Q. Tell us more about the new Mae Tao Clinic.
Thailand Migration Report Highlights Social, Economic Challenges of Migration
Thailand - A new report from Thailand’s UN Thematic Working Group on Migration, comprised of UN agencies and chaired by IOM, notes significant achievements in migration management, but warns that key aspects of Thai migration policy still require attention.
The drive to Bon Luk is always a challenging one. As soon as we arrived at the village, the medical team was ready to start. Dr Laura, who saw 33 patients, worked closely with Nid doing the translation and Joanna recording patient data. We distributed loads of personal hygiene items like soaps, lice combs and tooth-brushes to children as well as grown-ups.
Today we had a very big team of enthusiastic volunteers meeting early at 6am at Market Village. It is a long drive so to maximize the time at the village we leave as early as possible. One team was travelling to Ba Mak and one team to Bon Luk. With almost 20 volunteers split in to 2 teams, introductions for the new members we set off in opposite directions.
The government of Japan, under its Grant Assistance for Grassroots Human Security Projects Scheme (GGP), is providing funds amounting to 1,466,200baht for a project for the construction of a drug warehouse at Kuraburichaipat Hospital in Phang Nga Province. On 4th February, 2015, H.E. Mr. Shigekazu SATO, Ambassador of Japan, and Mr. Piyachock Promsut, Director of Kuraburichaipat Hospital, jointly signed the grant contract for the project at the Embassy of Japan.
BANGKOK, 16 January 2015 (NNT)-The Meteorological Department has advised people to keep warm as the weather will remain cold for many days.
In Yasothon, 500 blankets have been distributed to the residents affected by the icy weather. The 16th Infantry Division of the Royal Thai Army will deliver more blankets to people in the surrounding areas particularly the elderly and poor families.
Though we had been supporting the villagers that needed medical and other help, we went back to the village after three months. Besides the long overdue medical clinic, we had to do village assessment in terms of education, health and hygiene, see progress on water delivery project and any other immediate needs of the villagers.We had a team of 10 enthusiastic volunteers, including a very young volunteer of 11 years old, in 2 4x4s; both donated. One, regular, by Dave and the other by Emma.

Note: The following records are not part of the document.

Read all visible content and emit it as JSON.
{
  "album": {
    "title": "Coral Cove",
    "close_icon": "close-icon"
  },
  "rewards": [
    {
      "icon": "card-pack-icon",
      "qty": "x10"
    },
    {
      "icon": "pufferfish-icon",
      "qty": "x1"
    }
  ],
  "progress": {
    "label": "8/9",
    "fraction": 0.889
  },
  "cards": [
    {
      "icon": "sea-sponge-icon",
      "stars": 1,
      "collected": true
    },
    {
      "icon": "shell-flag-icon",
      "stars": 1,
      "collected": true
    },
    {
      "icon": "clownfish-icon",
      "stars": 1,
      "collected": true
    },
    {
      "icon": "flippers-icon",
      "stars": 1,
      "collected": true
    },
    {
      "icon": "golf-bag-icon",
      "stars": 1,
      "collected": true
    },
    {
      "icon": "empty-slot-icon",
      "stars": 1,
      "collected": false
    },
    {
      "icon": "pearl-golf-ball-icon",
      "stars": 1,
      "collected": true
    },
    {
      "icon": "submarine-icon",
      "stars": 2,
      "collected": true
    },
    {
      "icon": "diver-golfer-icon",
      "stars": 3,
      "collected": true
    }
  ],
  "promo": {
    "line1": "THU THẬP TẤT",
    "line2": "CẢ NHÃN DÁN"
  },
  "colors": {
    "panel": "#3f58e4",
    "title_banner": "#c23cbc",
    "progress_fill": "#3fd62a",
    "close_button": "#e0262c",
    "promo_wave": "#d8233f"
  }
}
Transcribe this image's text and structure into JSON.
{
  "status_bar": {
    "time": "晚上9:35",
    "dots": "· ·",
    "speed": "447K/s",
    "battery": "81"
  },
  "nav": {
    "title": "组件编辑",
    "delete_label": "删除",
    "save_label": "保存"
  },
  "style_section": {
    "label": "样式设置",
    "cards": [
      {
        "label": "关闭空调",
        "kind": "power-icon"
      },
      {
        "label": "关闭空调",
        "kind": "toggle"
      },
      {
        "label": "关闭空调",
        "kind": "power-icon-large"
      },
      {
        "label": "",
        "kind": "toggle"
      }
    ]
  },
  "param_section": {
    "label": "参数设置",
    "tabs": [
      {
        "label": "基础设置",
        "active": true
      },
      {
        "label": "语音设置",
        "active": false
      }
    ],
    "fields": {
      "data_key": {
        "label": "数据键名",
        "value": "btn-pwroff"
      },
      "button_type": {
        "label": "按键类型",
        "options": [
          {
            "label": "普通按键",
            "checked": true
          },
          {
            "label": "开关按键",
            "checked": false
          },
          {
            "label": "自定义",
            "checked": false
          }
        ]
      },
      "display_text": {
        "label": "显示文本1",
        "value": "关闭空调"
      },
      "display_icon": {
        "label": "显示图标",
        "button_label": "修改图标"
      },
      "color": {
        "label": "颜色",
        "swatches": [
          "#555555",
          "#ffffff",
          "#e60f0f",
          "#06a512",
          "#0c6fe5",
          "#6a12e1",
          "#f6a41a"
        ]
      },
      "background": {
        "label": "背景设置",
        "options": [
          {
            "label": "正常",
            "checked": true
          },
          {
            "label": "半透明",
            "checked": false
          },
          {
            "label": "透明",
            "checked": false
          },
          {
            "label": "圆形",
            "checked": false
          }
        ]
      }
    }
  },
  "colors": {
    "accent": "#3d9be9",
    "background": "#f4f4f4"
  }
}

YALA, 8 Jan 2015 (NNT) - Children crippled from violence incidents in the deep South say they want new wheelchairs more than anything else as gifts on the Children’s Day.
One of those unfortunate children, an 11-year-old Imran Surapong, a local of Bannang Sata District in Yala, got caught up by one of the incidents that took away his father and left him paralyzed from waist down.
The boy underwent 3-year treatment and rehabilitation before returning to class. Fortunately their teachers and fellow students welcomed him back with open arms.
BANGKOK, 26 December 2014 (NNT) – The Ministry of Public Health has sent teams of medical staff to the southernmost provinces to offer help to people affected by the severe floods.
Thirty teams of medical staff and those of family doctors are now on duty in the southern border provinces of Narathiwat, Pattani and Yala to provide medications and other assistance to sick people who get stuck in their flood-torn houses. Besides the dispatch of health officials, the Ministry of Public Health has prepared 300,000 medical kits to deal with flood-borne illnesses.
SAKON NAKHON, 18 December 2014 (NNT) – Cold weather still lingers over the North and Northeast, while the South is still being battered by heavy rain.
In Sakon Nakhon, the temperature has dropped to below 15 degrees Celsius for several consecutive days. This has contributed to an increase in the number of patients getting treated for respiratory tract illnesses. Medical officials said the elderly and children aged less than five are especially vulnerable. In Phrae's Mueng district, an 82-year-old man died from heart failure as he was sleeping through the cold weather.